Merrill Lynch & Co., the nation's biggest brokerage, on Monday unveiled a new, simpler pay plan aimed at rewarding brokers who manage bigger accounts and bring the firm business that generates ongoing fees.
The plan is another step in Merrill's efforts to emphasize continuous fee income over commission income from stock trades, which can swing with market moves. It also reflects the broader trend on Wall Street to focus on higher-net-worth customers while limiting services for smaller clients.
Merrill, which has about 15,000 U.S. brokers managing $1.5 trillion in total client assets, is aiming to reel in more investors whose assets exceed $1 million. Those wealthy customers pay fees based on their account size, not per trade.

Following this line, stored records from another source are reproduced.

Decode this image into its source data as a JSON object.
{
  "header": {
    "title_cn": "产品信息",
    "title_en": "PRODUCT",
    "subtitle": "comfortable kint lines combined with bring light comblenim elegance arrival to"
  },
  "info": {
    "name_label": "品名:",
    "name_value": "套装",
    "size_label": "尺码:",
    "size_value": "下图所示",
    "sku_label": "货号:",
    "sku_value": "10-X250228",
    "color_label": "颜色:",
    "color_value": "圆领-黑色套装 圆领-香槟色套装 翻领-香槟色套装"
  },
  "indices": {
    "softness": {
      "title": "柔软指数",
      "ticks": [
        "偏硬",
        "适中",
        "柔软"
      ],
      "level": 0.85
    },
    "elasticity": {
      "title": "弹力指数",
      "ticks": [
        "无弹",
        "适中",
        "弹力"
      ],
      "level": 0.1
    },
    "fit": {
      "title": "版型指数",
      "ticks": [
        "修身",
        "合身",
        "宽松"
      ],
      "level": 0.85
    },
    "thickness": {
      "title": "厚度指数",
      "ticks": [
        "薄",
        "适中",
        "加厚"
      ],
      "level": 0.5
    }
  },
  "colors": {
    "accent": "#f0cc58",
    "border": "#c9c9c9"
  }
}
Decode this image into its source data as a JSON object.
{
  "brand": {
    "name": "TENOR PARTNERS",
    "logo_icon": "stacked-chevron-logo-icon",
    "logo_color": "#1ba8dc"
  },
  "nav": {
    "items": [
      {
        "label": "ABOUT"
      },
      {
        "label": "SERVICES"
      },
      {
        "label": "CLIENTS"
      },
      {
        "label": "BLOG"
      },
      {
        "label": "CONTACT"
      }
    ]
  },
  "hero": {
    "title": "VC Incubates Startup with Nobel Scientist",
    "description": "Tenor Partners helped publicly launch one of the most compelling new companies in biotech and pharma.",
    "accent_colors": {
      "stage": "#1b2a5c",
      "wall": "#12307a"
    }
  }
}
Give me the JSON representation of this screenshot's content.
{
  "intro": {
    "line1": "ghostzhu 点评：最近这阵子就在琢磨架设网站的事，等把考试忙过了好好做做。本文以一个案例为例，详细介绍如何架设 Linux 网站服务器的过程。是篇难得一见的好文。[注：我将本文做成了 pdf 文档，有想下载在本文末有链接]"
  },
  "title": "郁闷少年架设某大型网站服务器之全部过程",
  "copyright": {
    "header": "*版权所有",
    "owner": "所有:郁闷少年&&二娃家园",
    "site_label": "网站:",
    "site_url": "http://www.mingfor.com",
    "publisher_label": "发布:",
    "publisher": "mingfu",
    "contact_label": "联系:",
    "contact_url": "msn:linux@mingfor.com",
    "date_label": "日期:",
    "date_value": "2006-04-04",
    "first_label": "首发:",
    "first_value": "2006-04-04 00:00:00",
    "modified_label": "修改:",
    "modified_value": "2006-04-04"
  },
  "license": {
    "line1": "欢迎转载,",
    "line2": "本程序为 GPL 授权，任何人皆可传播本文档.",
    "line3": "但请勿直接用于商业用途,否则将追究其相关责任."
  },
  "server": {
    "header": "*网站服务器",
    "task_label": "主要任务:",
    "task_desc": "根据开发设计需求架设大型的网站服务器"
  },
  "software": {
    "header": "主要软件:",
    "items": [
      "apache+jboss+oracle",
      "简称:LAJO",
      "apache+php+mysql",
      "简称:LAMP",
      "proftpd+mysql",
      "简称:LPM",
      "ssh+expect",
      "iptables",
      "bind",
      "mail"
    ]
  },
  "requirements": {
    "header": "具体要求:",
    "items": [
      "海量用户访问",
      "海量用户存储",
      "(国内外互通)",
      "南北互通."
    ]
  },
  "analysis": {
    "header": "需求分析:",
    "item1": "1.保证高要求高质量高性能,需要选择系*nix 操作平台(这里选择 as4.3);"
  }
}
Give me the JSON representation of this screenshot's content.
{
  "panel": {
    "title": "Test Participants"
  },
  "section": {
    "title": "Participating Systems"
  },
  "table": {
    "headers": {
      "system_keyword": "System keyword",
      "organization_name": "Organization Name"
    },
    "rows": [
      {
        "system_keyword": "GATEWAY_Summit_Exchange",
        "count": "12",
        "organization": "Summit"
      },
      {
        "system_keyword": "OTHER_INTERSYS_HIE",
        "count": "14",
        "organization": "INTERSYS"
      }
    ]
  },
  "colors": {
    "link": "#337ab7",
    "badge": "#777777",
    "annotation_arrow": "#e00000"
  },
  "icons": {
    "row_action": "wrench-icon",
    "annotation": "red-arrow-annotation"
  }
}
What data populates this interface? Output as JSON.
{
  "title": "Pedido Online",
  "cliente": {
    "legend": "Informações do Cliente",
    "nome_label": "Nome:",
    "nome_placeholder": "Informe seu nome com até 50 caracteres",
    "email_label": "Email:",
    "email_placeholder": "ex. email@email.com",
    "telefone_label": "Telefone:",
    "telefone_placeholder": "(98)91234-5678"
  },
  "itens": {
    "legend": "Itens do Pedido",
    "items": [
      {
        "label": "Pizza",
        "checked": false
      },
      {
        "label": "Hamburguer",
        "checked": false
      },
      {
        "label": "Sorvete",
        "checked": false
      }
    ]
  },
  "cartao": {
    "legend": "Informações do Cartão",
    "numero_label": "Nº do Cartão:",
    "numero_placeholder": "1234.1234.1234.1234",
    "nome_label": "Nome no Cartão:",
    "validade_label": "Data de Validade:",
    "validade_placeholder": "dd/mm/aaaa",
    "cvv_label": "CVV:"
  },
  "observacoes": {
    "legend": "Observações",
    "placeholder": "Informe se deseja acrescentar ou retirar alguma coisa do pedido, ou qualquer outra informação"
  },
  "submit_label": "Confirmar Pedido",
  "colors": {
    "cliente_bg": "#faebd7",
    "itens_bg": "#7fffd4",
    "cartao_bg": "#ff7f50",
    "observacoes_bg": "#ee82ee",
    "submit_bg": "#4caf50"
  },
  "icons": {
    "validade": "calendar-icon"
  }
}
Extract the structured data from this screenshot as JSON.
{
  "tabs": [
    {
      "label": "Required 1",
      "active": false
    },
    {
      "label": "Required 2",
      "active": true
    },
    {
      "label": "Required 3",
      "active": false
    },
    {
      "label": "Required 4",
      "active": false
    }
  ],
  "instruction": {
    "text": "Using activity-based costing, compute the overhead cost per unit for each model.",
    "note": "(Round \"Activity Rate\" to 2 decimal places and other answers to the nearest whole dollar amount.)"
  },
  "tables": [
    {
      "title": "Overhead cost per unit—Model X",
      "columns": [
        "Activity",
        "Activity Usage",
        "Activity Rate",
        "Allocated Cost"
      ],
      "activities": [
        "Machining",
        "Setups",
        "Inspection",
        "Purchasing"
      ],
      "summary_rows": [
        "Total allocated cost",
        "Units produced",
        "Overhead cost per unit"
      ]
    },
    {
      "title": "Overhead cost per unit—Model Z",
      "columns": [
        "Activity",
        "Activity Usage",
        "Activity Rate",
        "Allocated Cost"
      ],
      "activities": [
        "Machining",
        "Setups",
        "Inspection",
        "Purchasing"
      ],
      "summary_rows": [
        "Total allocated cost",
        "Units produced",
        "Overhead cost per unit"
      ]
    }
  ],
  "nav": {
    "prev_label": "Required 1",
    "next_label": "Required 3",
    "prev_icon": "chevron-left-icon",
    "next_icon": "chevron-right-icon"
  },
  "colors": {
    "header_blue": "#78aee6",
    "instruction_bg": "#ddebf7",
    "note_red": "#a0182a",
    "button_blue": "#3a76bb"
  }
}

Merrill's fee-based accounts are charged 1.5% a year on assets held in stock, 1% on mutual fund holdings and 0.3% on bond and cash holdings. Brokers working with those accounts now will get a bigger chunk of the compensation pie: Merrill said it will pay brokers as much as 56% of the revenue generated from fee-based accounts, up from a high of 46% in the firm's existing plan.
Brokers will get 90% of their payout in cash and 10% in long-term compensation, such as Merrill stock.
The new pay plan--which will replace a much more complicated pay scale--will take effect in 2002.
The change is part of Merrill's ongoing effort to differentiate its client base, which ranges from rich executives worth hundreds of millions of dollars to mom-and-pop investors with less than $100,000 in the stock market.
Merrill has set up call centers to deal with accounts with less than $100,000 in investable assets. Brokers don't get paid to service those accounts.
Merrill shares (ticker symbol: MER) fell 88 cents to $45.62 on the New York Stock Exchange.